Tobacco use is the leading cause of preventable disease and premature death in the United States. In 2014, an estimated 16.8% of adults were current cigarette smokers, and 9.2% of high school students smoked cigarettes. Nearly 90% of smokers developed their habit as teenagers, and students' tobacco use in high school influences their behaviors later in adulthood. Smoking behaviors appear to be inseparable from the social environment, physical environment, small social groups, and cognitive and affective processes. Preventive strategies, such as advertising bans, clean indoor air laws, education programs, increased taxes, labeling limitations, mass-media campaigns, and youth access regulations, have been commonly used to prevent and reduce youth tobacco use nationwide. In Florida, local public school districts were authorized to develop new tobacco-free school policies through an amendment to the Florida Clean Indoor Air Act in June 2011. The purpose of this study was to determine the impact of the recently implemented smoking cessation policies, as well as individual-level factors and interpersonal-level factors, on youth tobacco use in Florida public schools. This study employed a pooled cross-sectional design with data for high school students from the Florida Youth Tobacco Survey (FYTS) in 2010 (n=37,797) and 2014 (n=32,930). It was guided by a theoretical framework based on the reasoned action approach and the social ecological model. Hierarchical logistic regression was used to analyze the data. The four models were binary logistic regression for cigarette use, multinomial logistic regression for cigarette use, binary logistic regression for cigar use, and multinomial logistic regression for cigar use. The results of this study support the importance of the individual-level constructs of background factors, behavioral beliefs, and control beliefs, the interpersonal-level construct of normative beliefs, and the policy-level construct of actual behavioral control when applied to youth tobacco use. These findings led to a better understanding of which policies, environments, and cognitions contribute to preventing and reducing teenage tobacco use, which is imperative in controlling the risks related to smoking and improving youth health. Now that the individual-level factors, interpersonal-level factors, and policy-level factors that contribute to youth tobacco use were recognized, preventative and therapeutic programs and interventions can be suggested and improved. This study provided evidence-based knowledge for improving public policies and interventional strategies towards smoking prevention and cessation for youth.

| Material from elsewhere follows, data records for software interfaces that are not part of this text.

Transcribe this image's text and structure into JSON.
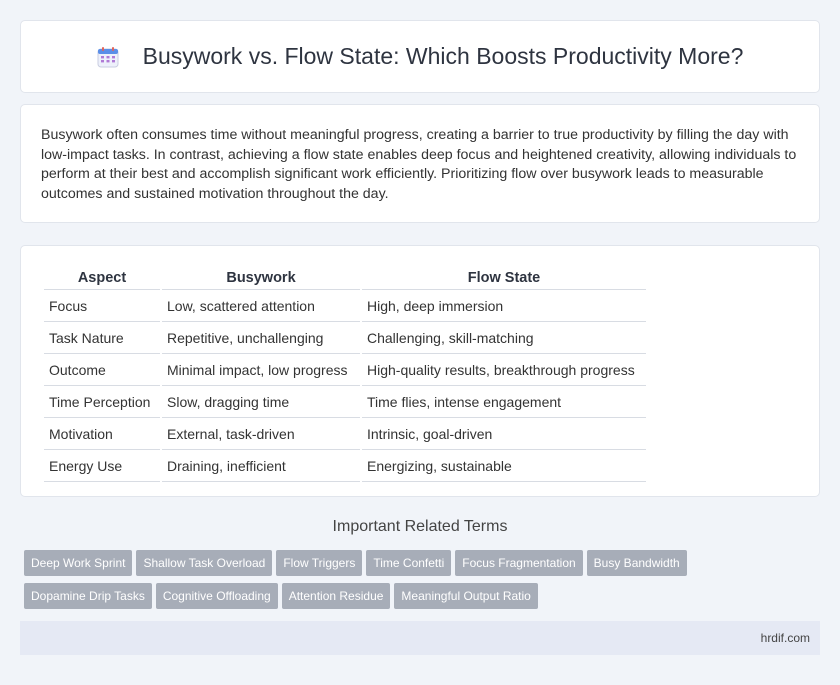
{
  "header": {
    "title": "Busywork vs. Flow State: Which Boosts Productivity More?",
    "icon": "calendar-icon"
  },
  "intro": {
    "text": "Busywork often consumes time without meaningful progress, creating a barrier to true productivity by filling the day with low-impact tasks. In contrast, achieving a flow state enables deep focus and heightened creativity, allowing individuals to perform at their best and accomplish significant work efficiently. Prioritizing flow over busywork leads to measurable outcomes and sustained motivation throughout the day."
  },
  "table": {
    "headers": [
      "Aspect",
      "Busywork",
      "Flow State"
    ],
    "rows": [
      [
        "Focus",
        "Low, scattered attention",
        "High, deep immersion"
      ],
      [
        "Task Nature",
        "Repetitive, unchallenging",
        "Challenging, skill-matching"
      ],
      [
        "Outcome",
        "Minimal impact, low progress",
        "High-quality results, breakthrough progress"
      ],
      [
        "Time Perception",
        "Slow, dragging time",
        "Time flies, intense engagement"
      ],
      [
        "Motivation",
        "External, task-driven",
        "Intrinsic, goal-driven"
      ],
      [
        "Energy Use",
        "Draining, inefficient",
        "Energizing, sustainable"
      ]
    ]
  },
  "related": {
    "title": "Important Related Terms",
    "tags": [
      "Deep Work Sprint",
      "Shallow Task Overload",
      "Flow Triggers",
      "Time Confetti",
      "Focus Fragmentation",
      "Busy Bandwidth",
      "Dopamine Drip Tasks",
      "Cognitive Offloading",
      "Attention Residue",
      "Meaningful Output Ratio"
    ]
  },
  "footer": {
    "site": "hrdif.com"
  },
  "colors": {
    "tag_bg": "#a7adb8",
    "page_bg": "#f1f4f9",
    "footer_bg": "#e5e9f4"
  }
}
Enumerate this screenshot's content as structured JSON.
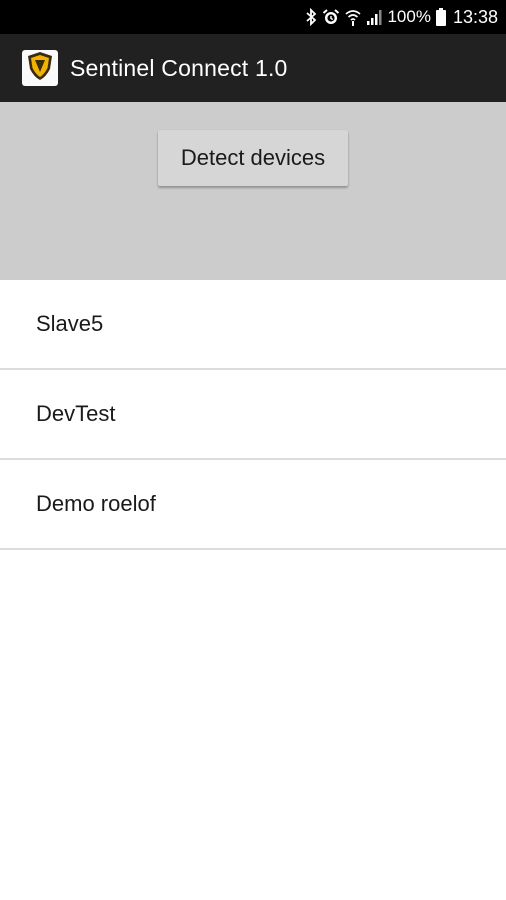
{
  "status_bar": {
    "battery": "100%",
    "time": "13:38",
    "icons": [
      "bluetooth-icon",
      "alarm-icon",
      "wifi-icon",
      "signal-icon",
      "battery-icon"
    ]
  },
  "app_bar": {
    "title": "Sentinel Connect 1.0",
    "logo_icon": "shield-icon",
    "colors": {
      "background": "#212121",
      "shield": "#f0b400"
    }
  },
  "actions": {
    "detect_label": "Detect devices"
  },
  "devices": [
    {
      "name": "Slave5"
    },
    {
      "name": "DevTest"
    },
    {
      "name": "Demo roelof"
    }
  ]
}
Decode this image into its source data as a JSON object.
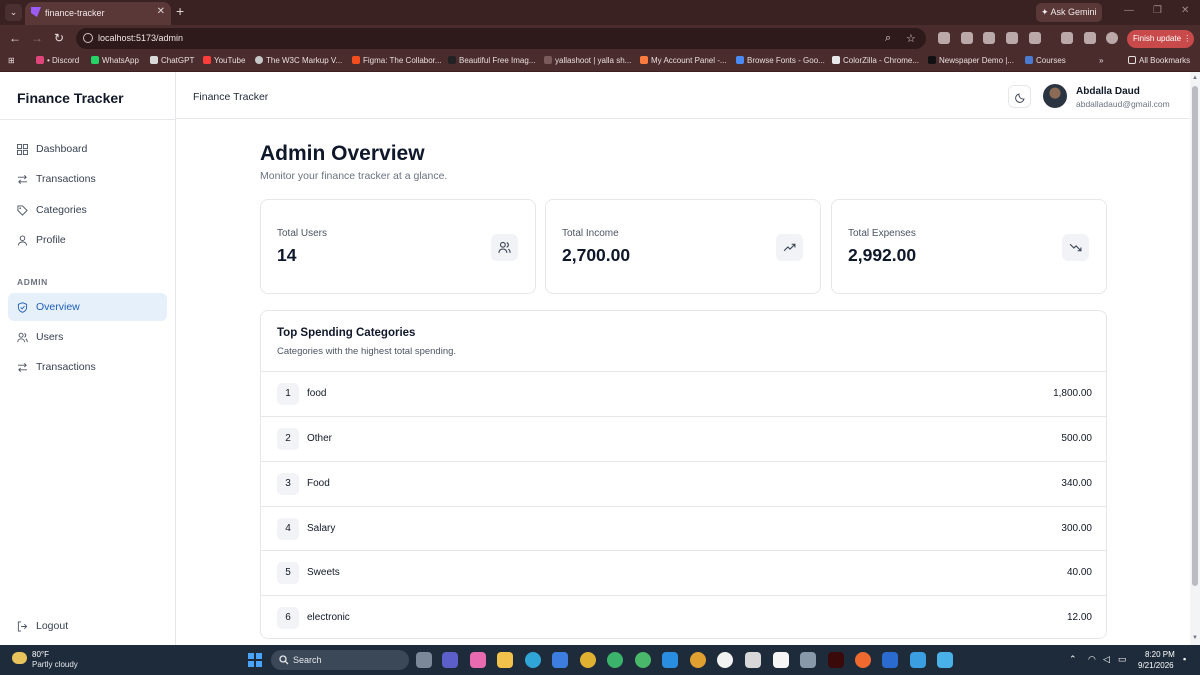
{
  "browser": {
    "tab_title": "finance-tracker",
    "new_tab": "+",
    "url": "localhost:5173/admin",
    "ask_gemini": "Ask Gemini",
    "finish_update": "Finish update",
    "bookmarks": [
      {
        "label": "• Discord",
        "color": "#e0457b"
      },
      {
        "label": "WhatsApp",
        "color": "#25d366"
      },
      {
        "label": "ChatGPT",
        "color": "#d9d9d9"
      },
      {
        "label": "YouTube",
        "color": "#ff3d3d"
      },
      {
        "label": "The W3C Markup V...",
        "color": "#c8c8c8"
      },
      {
        "label": "Figma: The Collabor...",
        "color": "#f24e1e"
      },
      {
        "label": "Beautiful Free Imag...",
        "color": "#222222"
      },
      {
        "label": "yallashoot | yalla sh...",
        "color": "#7a5a5a"
      },
      {
        "label": "My Account Panel -...",
        "color": "#ff7a3d"
      },
      {
        "label": "Browse Fonts - Goo...",
        "color": "#4a8af4"
      },
      {
        "label": "ColorZilla - Chrome...",
        "color": "#e8e8e8"
      },
      {
        "label": "Newspaper Demo |...",
        "color": "#111111"
      },
      {
        "label": "Courses",
        "color": "#4a7bd0"
      }
    ],
    "all_bookmarks": "All Bookmarks"
  },
  "app": {
    "brand": "Finance Tracker",
    "header_title": "Finance Tracker",
    "user": {
      "name": "Abdalla Daud",
      "email": "abdalladaud@gmail.com"
    },
    "nav": {
      "items": [
        {
          "label": "Dashboard",
          "icon": "grid-icon"
        },
        {
          "label": "Transactions",
          "icon": "swap-icon"
        },
        {
          "label": "Categories",
          "icon": "tag-icon"
        },
        {
          "label": "Profile",
          "icon": "user-icon"
        }
      ],
      "admin_section": "ADMIN",
      "admin_items": [
        {
          "label": "Overview",
          "icon": "shield-icon",
          "active": true
        },
        {
          "label": "Users",
          "icon": "users-icon"
        },
        {
          "label": "Transactions",
          "icon": "swap-icon"
        }
      ],
      "logout": "Logout"
    },
    "page": {
      "title": "Admin Overview",
      "subtitle": "Monitor your finance tracker at a glance."
    },
    "stats": [
      {
        "label": "Total Users",
        "value": "14",
        "icon": "users-icon"
      },
      {
        "label": "Total Income",
        "value": "2,700.00",
        "icon": "trend-up-icon"
      },
      {
        "label": "Total Expenses",
        "value": "2,992.00",
        "icon": "trend-down-icon"
      }
    ],
    "categories": {
      "title": "Top Spending Categories",
      "subtitle": "Categories with the highest total spending.",
      "rows": [
        {
          "rank": "1",
          "name": "food",
          "amount": "1,800.00"
        },
        {
          "rank": "2",
          "name": "Other",
          "amount": "500.00"
        },
        {
          "rank": "3",
          "name": "Food",
          "amount": "340.00"
        },
        {
          "rank": "4",
          "name": "Salary",
          "amount": "300.00"
        },
        {
          "rank": "5",
          "name": "Sweets",
          "amount": "40.00"
        },
        {
          "rank": "6",
          "name": "electronic",
          "amount": "12.00"
        }
      ]
    }
  },
  "taskbar": {
    "temperature": "80°F",
    "weather": "Partly cloudy",
    "search": "Search",
    "time": "8:20 PM",
    "date": "9/21/2026"
  }
}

If this is your thesis or dissertation, and want to learn how to access it or for more information about readership statistics, contact us at STARS@ucf.edu
Doctor of Philosophy (Ph.D.)

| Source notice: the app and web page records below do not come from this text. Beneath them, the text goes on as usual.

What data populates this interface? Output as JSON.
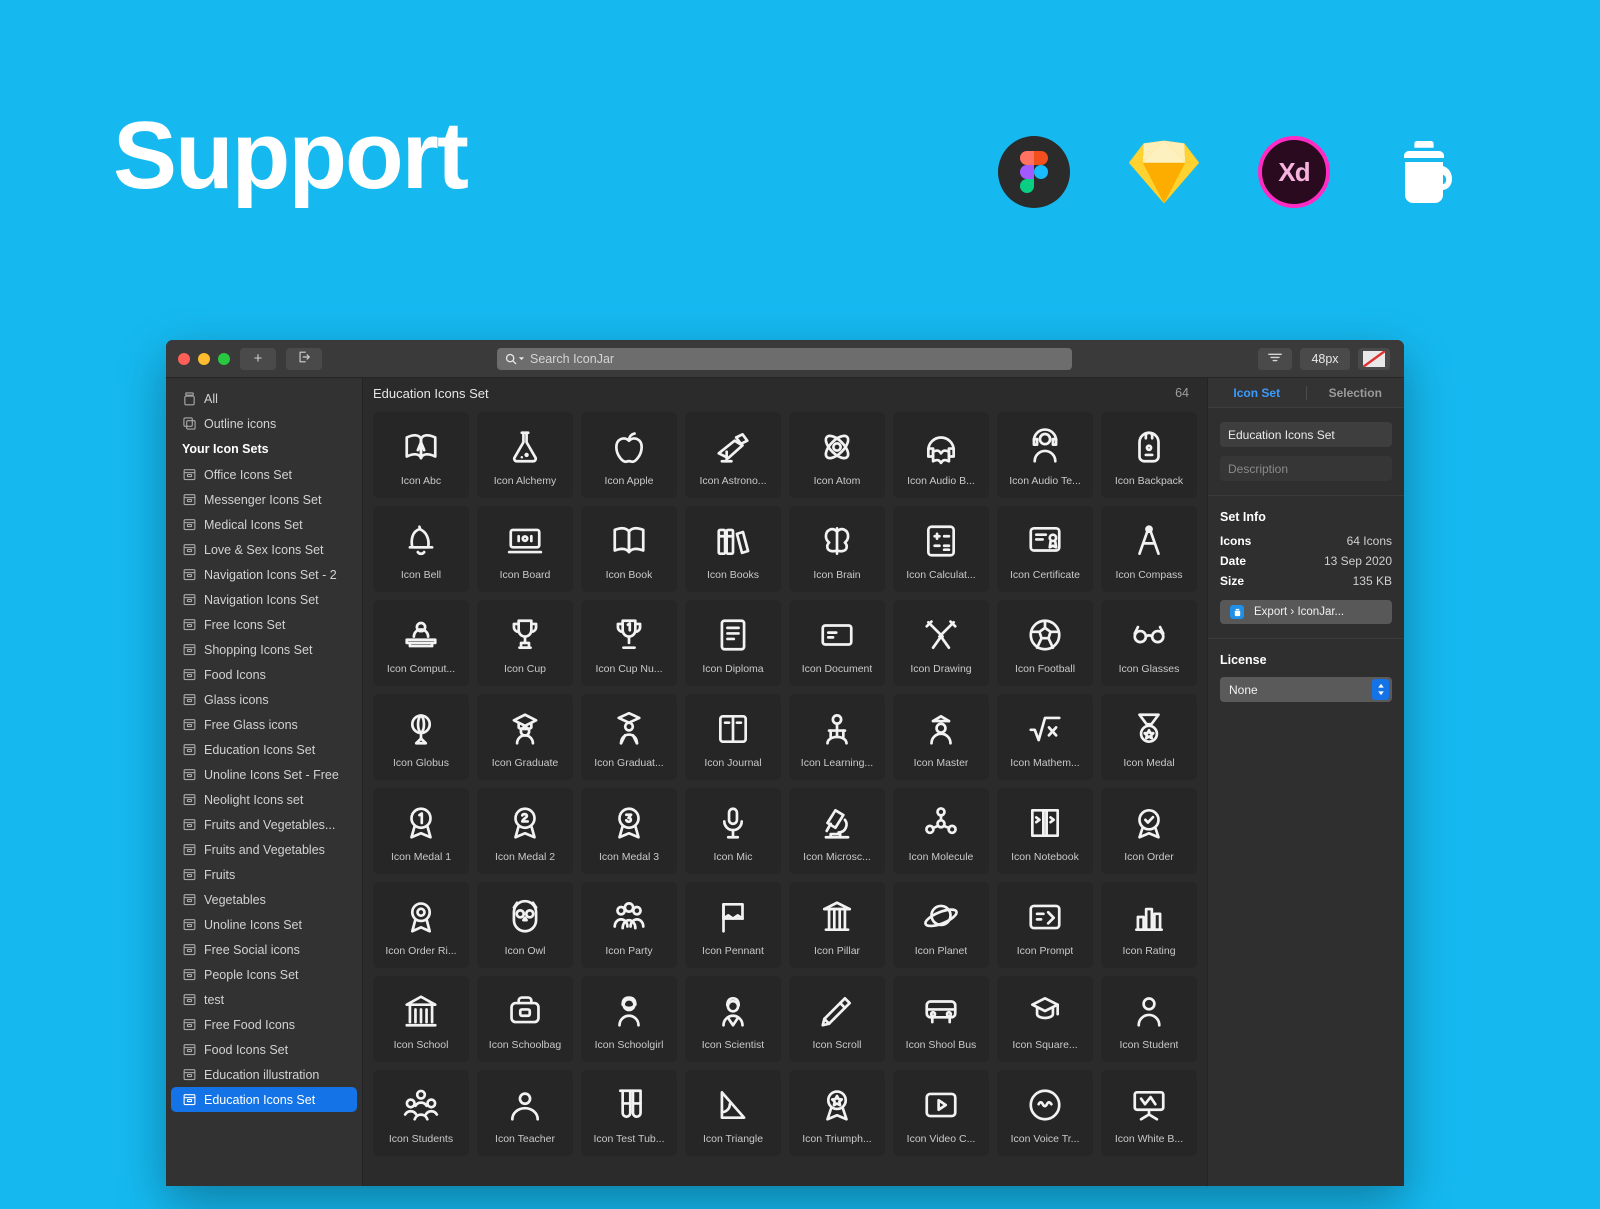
{
  "promo": {
    "title": "Support",
    "logos": [
      {
        "name": "figma-logo",
        "label": "Figma"
      },
      {
        "name": "sketch-logo",
        "label": "Sketch"
      },
      {
        "name": "adobe-xd-logo",
        "label": "Xd"
      },
      {
        "name": "iconjar-logo",
        "label": "IconJar"
      }
    ],
    "background_color": "#15b9f0"
  },
  "toolbar": {
    "add_label": "+",
    "export_label": "Export",
    "search_placeholder": "Search IconJar",
    "size_label": "48px",
    "filter_label": "Filter"
  },
  "sidebar": {
    "top_items": [
      {
        "label": "All",
        "icon": "jar-icon"
      },
      {
        "label": "Outline icons",
        "icon": "stack-icon"
      }
    ],
    "section_header": "Your Icon Sets",
    "items": [
      {
        "label": "Office Icons Set"
      },
      {
        "label": "Messenger Icons Set"
      },
      {
        "label": "Medical Icons Set"
      },
      {
        "label": "Love & Sex Icons Set"
      },
      {
        "label": "Navigation Icons Set - 2"
      },
      {
        "label": "Navigation Icons Set"
      },
      {
        "label": "Free Icons Set"
      },
      {
        "label": "Shopping Icons Set"
      },
      {
        "label": "Food Icons"
      },
      {
        "label": "Glass icons"
      },
      {
        "label": "Free Glass icons"
      },
      {
        "label": "Education Icons Set"
      },
      {
        "label": "Unoline Icons Set - Free"
      },
      {
        "label": "Neolight Icons set"
      },
      {
        "label": "Fruits and Vegetables..."
      },
      {
        "label": "Fruits and Vegetables"
      },
      {
        "label": "Fruits"
      },
      {
        "label": "Vegetables"
      },
      {
        "label": "Unoline Icons Set"
      },
      {
        "label": "Free Social icons"
      },
      {
        "label": "People Icons Set"
      },
      {
        "label": "test"
      },
      {
        "label": "Free Food Icons"
      },
      {
        "label": "Food Icons Set"
      },
      {
        "label": "Education illustration"
      },
      {
        "label": "Education Icons Set",
        "selected": true
      }
    ]
  },
  "grid": {
    "title": "Education Icons Set",
    "count": "64",
    "icons": [
      {
        "label": "Icon Abc",
        "glyph": "book-a"
      },
      {
        "label": "Icon Alchemy",
        "glyph": "flask"
      },
      {
        "label": "Icon Apple",
        "glyph": "apple"
      },
      {
        "label": "Icon Astrono...",
        "glyph": "telescope"
      },
      {
        "label": "Icon Atom",
        "glyph": "atom"
      },
      {
        "label": "Icon Audio B...",
        "glyph": "audiobook"
      },
      {
        "label": "Icon Audio Te...",
        "glyph": "audio-teacher"
      },
      {
        "label": "Icon Backpack",
        "glyph": "backpack"
      },
      {
        "label": "Icon Bell",
        "glyph": "bell"
      },
      {
        "label": "Icon Board",
        "glyph": "board"
      },
      {
        "label": "Icon Book",
        "glyph": "book"
      },
      {
        "label": "Icon Books",
        "glyph": "books"
      },
      {
        "label": "Icon Brain",
        "glyph": "brain"
      },
      {
        "label": "Icon Calculat...",
        "glyph": "calculator"
      },
      {
        "label": "Icon Certificate",
        "glyph": "certificate"
      },
      {
        "label": "Icon Compass",
        "glyph": "compass"
      },
      {
        "label": "Icon Comput...",
        "glyph": "computer"
      },
      {
        "label": "Icon Cup",
        "glyph": "cup"
      },
      {
        "label": "Icon Cup Nu...",
        "glyph": "cup-number"
      },
      {
        "label": "Icon Diploma",
        "glyph": "diploma"
      },
      {
        "label": "Icon Document",
        "glyph": "document"
      },
      {
        "label": "Icon Drawing",
        "glyph": "drawing"
      },
      {
        "label": "Icon Football",
        "glyph": "football"
      },
      {
        "label": "Icon Glasses",
        "glyph": "glasses"
      },
      {
        "label": "Icon Globus",
        "glyph": "globus"
      },
      {
        "label": "Icon Graduate",
        "glyph": "graduate"
      },
      {
        "label": "Icon Graduat...",
        "glyph": "graduate2"
      },
      {
        "label": "Icon Journal",
        "glyph": "journal"
      },
      {
        "label": "Icon Learning...",
        "glyph": "learning"
      },
      {
        "label": "Icon Master",
        "glyph": "master"
      },
      {
        "label": "Icon Mathem...",
        "glyph": "math"
      },
      {
        "label": "Icon Medal",
        "glyph": "medal"
      },
      {
        "label": "Icon Medal 1",
        "glyph": "medal1"
      },
      {
        "label": "Icon Medal 2",
        "glyph": "medal2"
      },
      {
        "label": "Icon Medal 3",
        "glyph": "medal3"
      },
      {
        "label": "Icon Mic",
        "glyph": "mic"
      },
      {
        "label": "Icon Microsc...",
        "glyph": "microscope"
      },
      {
        "label": "Icon Molecule",
        "glyph": "molecule"
      },
      {
        "label": "Icon Notebook",
        "glyph": "notebook"
      },
      {
        "label": "Icon Order",
        "glyph": "order"
      },
      {
        "label": "Icon Order Ri...",
        "glyph": "order-ribbon"
      },
      {
        "label": "Icon Owl",
        "glyph": "owl"
      },
      {
        "label": "Icon Party",
        "glyph": "party"
      },
      {
        "label": "Icon Pennant",
        "glyph": "pennant"
      },
      {
        "label": "Icon Pillar",
        "glyph": "pillar"
      },
      {
        "label": "Icon Planet",
        "glyph": "planet"
      },
      {
        "label": "Icon Prompt",
        "glyph": "prompt"
      },
      {
        "label": "Icon Rating",
        "glyph": "rating"
      },
      {
        "label": "Icon School",
        "glyph": "school"
      },
      {
        "label": "Icon Schoolbag",
        "glyph": "schoolbag"
      },
      {
        "label": "Icon Schoolgirl",
        "glyph": "schoolgirl"
      },
      {
        "label": "Icon Scientist",
        "glyph": "scientist"
      },
      {
        "label": "Icon Scroll",
        "glyph": "scroll"
      },
      {
        "label": "Icon Shool Bus",
        "glyph": "bus"
      },
      {
        "label": "Icon Square...",
        "glyph": "square-cap"
      },
      {
        "label": "Icon Student",
        "glyph": "student"
      },
      {
        "label": "Icon Students",
        "glyph": "students"
      },
      {
        "label": "Icon Teacher",
        "glyph": "teacher"
      },
      {
        "label": "Icon Test Tub...",
        "glyph": "test-tubes"
      },
      {
        "label": "Icon Triangle",
        "glyph": "triangle"
      },
      {
        "label": "Icon Triumph...",
        "glyph": "triumph"
      },
      {
        "label": "Icon Video C...",
        "glyph": "video"
      },
      {
        "label": "Icon Voice Tr...",
        "glyph": "voice"
      },
      {
        "label": "Icon White B...",
        "glyph": "whiteboard"
      }
    ]
  },
  "inspector": {
    "tabs": [
      {
        "label": "Icon Set",
        "active": true
      },
      {
        "label": "Selection",
        "active": false
      }
    ],
    "set_name": "Education Icons Set",
    "description_placeholder": "Description",
    "set_info_title": "Set Info",
    "rows": [
      {
        "key": "Icons",
        "value": "64 Icons"
      },
      {
        "key": "Date",
        "value": "13 Sep 2020"
      },
      {
        "key": "Size",
        "value": "135 KB"
      }
    ],
    "export_label": "Export › IconJar...",
    "license_title": "License",
    "license_value": "None"
  }
}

College of Health and Public Affairs
Public Affairs; Governance and Policy Reseach
Length of Campus-only Access
Doctoral Dissertation (Open Access)

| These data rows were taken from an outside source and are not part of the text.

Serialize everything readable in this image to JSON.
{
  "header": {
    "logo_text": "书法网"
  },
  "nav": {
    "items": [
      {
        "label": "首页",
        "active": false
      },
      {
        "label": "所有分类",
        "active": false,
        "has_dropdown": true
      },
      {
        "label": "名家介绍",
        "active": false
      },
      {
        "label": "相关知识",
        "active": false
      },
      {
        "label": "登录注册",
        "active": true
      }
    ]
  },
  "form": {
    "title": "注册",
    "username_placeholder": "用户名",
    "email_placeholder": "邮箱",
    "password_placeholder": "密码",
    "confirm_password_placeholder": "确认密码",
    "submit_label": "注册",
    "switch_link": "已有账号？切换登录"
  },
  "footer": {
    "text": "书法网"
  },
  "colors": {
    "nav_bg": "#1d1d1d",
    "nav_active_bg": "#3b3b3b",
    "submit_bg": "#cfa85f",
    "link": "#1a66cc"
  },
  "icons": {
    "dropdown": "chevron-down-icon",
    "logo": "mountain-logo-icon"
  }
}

Terry, Amanda, "Tobacco Prevention and Cessation Policies and Youth Tobacco Use in Florida Public Schools" (2016). Electronic Theses and Dissertations. 4889.